The 16 best prebiotic foods to stock up on for a healthy gut
Greek yogurt is an especially nutritious choice, because it’s high in both protein and prebiotics. “But that’s not all: Greek yogurt also contains probiotics,” says Laura Purdy, MD, MBA. “And you can’t beat that for convenience, because yogurt tends to come prepackaged in quantities that already contain the recommended serving.”
Garlic is an allium that has long been recognized for its many health benefits, “including anti-inflammatory, antibacterial, and cholesterol-improving effects,” says Dr. Purdy. “Garlic also directly enhances the growth of good bacteria in the gut. There isn’t really a particular portion recommended for garlic as it can be used liberally to season foods, so when it comes to cooking with this ingredient, the more the merrier.” (Just remember to tuck in a mint !)
Cocoa powder is rich in a variety of polyphenols, which have both anti-inflammatory and antioxidant effects. “This is another prebiotic substance that helps with the growth of intestinal bacteria and also helps to prevent the growth of harmful bacteria,” says Dr. Purdy. substances such as saturated fat, salt or sugar, it is important to pay attention to the serving size of those particular food items. And when shopping for chocolate, look for dark varieties with 70 percent cocoa or more for the most anti-inflammatory and gut-friendly benefits.
“Wheat bran is high in prebiotic fiber and can help with several digestive symptoms including bloating, pain, cramping and gas. Plus, it has antioxidant properties, which means eating wheat bran can also potentially reduce your risk of cancer,” says Dr. Purdy.
A medium-sized banana is a great prebiotic source, says Dr. Purdy. “Interestingly, green bananas, rather than yellow bananas, have a substance called resistant starch, which is harder to digest than other starches. This type of starch works much like you might think soluble fiber would work, and has some associations with lowering blood sugar, boosting energy levels, and aiding digestion. Green bananas are a super source of resistant starch and a great prebiotic food.”
Whiteson recommends consuming a half cup of onions a day in soups, stews, salads…basically mixed into anything. “They’re very high in antioxidants and flavonoids, which help protect against cancer, but they’re also high in inulin and prebiotics.”
Blackberries and blueberries
Whether you choose fresh or frozen berries, Whiteson says you can’t go wrong with a cup (or more) a day. “Studies have shown that these berries can greatly improve gut and colon bacteria and fight inflammation, which is a major cause of disease,” she adds.
Again, a serving is one cup, cooked or raw. “The fiber in kale provides prebiotic fuel for the good bacteria in our large intestines and is high in both soluble and insoluble fiber to help with bowel regularity,” says Whiteson.
Asparagus contains inulin, which Whiteson says is helpful in balancing glucose and energy levels. “Asparagus also works to help quell inflammation, as it’s high in antioxidants and may help prevent some chronic diseases,” he says.
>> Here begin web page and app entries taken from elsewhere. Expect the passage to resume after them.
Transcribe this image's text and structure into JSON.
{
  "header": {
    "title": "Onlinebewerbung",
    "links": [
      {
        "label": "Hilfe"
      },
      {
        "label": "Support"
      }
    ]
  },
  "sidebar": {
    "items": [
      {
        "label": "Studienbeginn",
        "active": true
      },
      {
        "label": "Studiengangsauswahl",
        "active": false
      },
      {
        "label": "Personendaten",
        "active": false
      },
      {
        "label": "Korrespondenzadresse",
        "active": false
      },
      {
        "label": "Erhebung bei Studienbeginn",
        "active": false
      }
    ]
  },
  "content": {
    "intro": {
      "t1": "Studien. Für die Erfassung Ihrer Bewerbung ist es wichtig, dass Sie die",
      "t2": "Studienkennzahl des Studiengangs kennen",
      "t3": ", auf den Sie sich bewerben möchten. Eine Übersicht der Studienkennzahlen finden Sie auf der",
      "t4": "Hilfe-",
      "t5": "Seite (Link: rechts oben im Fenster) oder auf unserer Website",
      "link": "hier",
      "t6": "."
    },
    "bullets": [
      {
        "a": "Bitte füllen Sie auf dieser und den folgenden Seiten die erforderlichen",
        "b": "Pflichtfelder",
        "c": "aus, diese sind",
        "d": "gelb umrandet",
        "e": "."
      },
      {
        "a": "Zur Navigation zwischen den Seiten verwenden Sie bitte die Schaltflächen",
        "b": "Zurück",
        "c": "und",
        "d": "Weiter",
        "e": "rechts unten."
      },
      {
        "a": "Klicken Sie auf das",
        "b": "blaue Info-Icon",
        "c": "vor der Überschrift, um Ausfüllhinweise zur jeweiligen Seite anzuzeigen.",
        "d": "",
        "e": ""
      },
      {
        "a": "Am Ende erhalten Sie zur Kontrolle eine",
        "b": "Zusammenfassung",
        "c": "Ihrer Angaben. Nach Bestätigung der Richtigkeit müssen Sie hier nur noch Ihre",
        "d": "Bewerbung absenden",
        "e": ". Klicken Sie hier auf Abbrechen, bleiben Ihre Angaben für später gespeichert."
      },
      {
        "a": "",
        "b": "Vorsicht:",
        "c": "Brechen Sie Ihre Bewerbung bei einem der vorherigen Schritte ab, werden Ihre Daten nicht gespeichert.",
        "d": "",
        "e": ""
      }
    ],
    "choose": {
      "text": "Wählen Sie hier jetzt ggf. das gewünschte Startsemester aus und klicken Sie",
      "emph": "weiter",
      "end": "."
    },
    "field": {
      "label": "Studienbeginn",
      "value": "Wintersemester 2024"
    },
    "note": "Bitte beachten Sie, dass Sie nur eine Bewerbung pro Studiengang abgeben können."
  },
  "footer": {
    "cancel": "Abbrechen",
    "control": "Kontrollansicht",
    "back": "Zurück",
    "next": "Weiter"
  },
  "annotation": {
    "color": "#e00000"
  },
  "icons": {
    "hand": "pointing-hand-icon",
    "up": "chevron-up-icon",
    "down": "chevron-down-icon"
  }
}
Whiteson recommends one fresh or frozen cup a day.
Oats and barley
To get a healthy amount of prebiotics, opt for a half-cup a day of cooked oats or barley. “They’re loaded with prebiotics called beta-glucan, which can help lower ‘bad’ LDL cholesterol and promote healthy growth of good gut bacteria,” says Whiteson.
Chickpeas, lentils and beans
Go for two-thirds of a cup, says Carrie Gabriel, MS, RDN. “Chickpeas, lentils and beans are high in fiber and are a great choice for those looking to increase their prebiotic fiber intake.”
Gabriel recommends a portobello mushroom or half a cup of chopped white mushrooms. “You use them as a hamburger substitute or in a skillet. Mushrooms are high in beta-glucan and other indigestible carbohydrates, making them a great prebiotic choice.”